First, everything we achieved was built on relationships that started in the fall of last year. This fall, we will have new students in almost all of our classes. Moreover, many of these classes will not have learned as much as one third of last year’s curriculum. Kindergarten and Grade 1 will feel this in particular, especially in reading. Second, emergency remote teaching kept things going, but on an emergency basis only. Lots of students were simply left out of the measures. We teachers knew this because we saw it directly. Emergency remote teaching was meant to buy time, not to maintain public education at pre-COVID levels. Finally, if attendance remains optional, grades remain meaningless, and education continues to be devalued, then even more students will opt out or be left out of public education – due to a lack of planning and preparation on the part of government.

Where’s the plan for what comes next?

The bottom line is that no matter how prepared we are, there will be tradeoffs and less public education will be provided overall during COVID-19. Any plan will, either implicitly or explicitly, prioritize some students over others. Without a clear plan, it’s much likelier that vulnerable, disabled, and marginalized students will be the ones left out the most. That’s why a solid plan for public education is needed now.

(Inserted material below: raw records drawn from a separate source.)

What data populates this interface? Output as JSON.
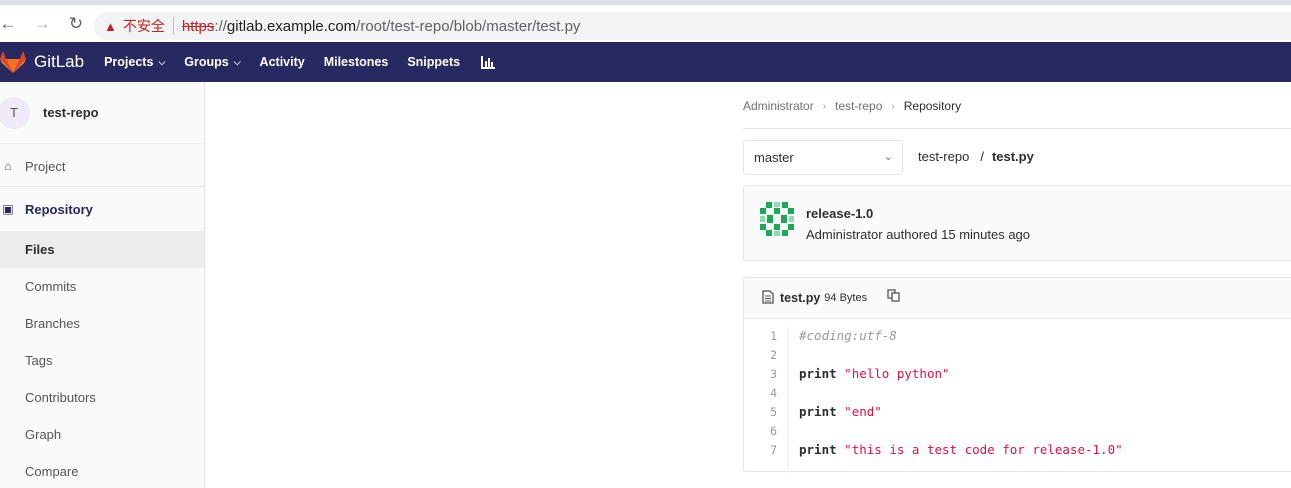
{
  "browser": {
    "insecure_label": "不安全",
    "url_scheme": "https",
    "url_sep": "://",
    "url_host": "gitlab.example.com",
    "url_path": "/root/test-repo/blob/master/test.py"
  },
  "header": {
    "brand": "GitLab",
    "nav": [
      {
        "label": "Projects"
      },
      {
        "label": "Groups"
      },
      {
        "label": "Activity"
      },
      {
        "label": "Milestones"
      },
      {
        "label": "Snippets"
      }
    ],
    "bg_color": "#292961",
    "logo_color": "#e24329"
  },
  "sidebar": {
    "avatar_letter": "T",
    "project_name": "test-repo",
    "items": [
      {
        "label": "Project",
        "icon": "home-icon"
      },
      {
        "label": "Repository",
        "icon": "repository-icon"
      }
    ],
    "sub_items": [
      {
        "label": "Files",
        "active": true
      },
      {
        "label": "Commits"
      },
      {
        "label": "Branches"
      },
      {
        "label": "Tags"
      },
      {
        "label": "Contributors"
      },
      {
        "label": "Graph"
      },
      {
        "label": "Compare"
      }
    ]
  },
  "breadcrumb": [
    "Administrator",
    "test-repo",
    "Repository"
  ],
  "branch": {
    "selected": "master"
  },
  "path": {
    "root": "test-repo",
    "separator": "/",
    "file": "test.py"
  },
  "commit": {
    "title": "release-1.0",
    "meta": "Administrator authored 15 minutes ago",
    "identicon_color": "#1aaa55"
  },
  "file": {
    "name": "test.py",
    "size": "94 Bytes",
    "lines": [
      {
        "n": "1",
        "tokens": [
          {
            "t": "comment",
            "v": "#coding:utf-8"
          }
        ]
      },
      {
        "n": "2",
        "tokens": []
      },
      {
        "n": "3",
        "tokens": [
          {
            "t": "kw",
            "v": "print"
          },
          {
            "t": "plain",
            "v": " "
          },
          {
            "t": "str",
            "v": "\"hello python\""
          }
        ]
      },
      {
        "n": "4",
        "tokens": []
      },
      {
        "n": "5",
        "tokens": [
          {
            "t": "kw",
            "v": "print"
          },
          {
            "t": "plain",
            "v": " "
          },
          {
            "t": "str",
            "v": "\"end\""
          }
        ]
      },
      {
        "n": "6",
        "tokens": []
      },
      {
        "n": "7",
        "tokens": [
          {
            "t": "kw",
            "v": "print"
          },
          {
            "t": "plain",
            "v": " "
          },
          {
            "t": "str",
            "v": "\"this is a test code for release-1.0\""
          }
        ]
      }
    ]
  }
}
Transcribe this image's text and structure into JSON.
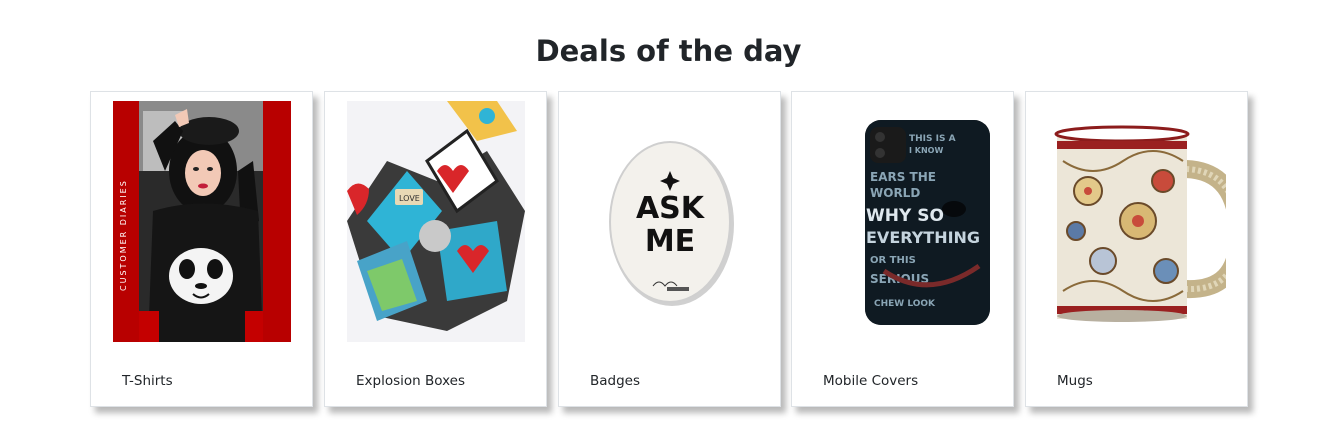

Beyond prioritizing education for those who need support the most, plans must also protect student and educator safety, based on the mandate of public education. Public health sets minimum standards, many that are based on what’s practical for contact tracing. It’s aim is to keep hospitals open and to slow the spread to a more manageable level. Schools protect student health on an individual basis. As employers, schools must also provide employees with safe workplaces. Given this, plans should prepare schools to protect student health by safely reopening schools and should provide resources to support educators’ occupational health and safety.

Public education is essential. Students and families need access to public schools. Students, teachers, and other educators must be safe to learn at school. In-person instruction benefits the most students. Plans should be based on the reality of schools, the needs of students, and the knowledge of educators. We’ve had time to do this right. So, where’s the plan?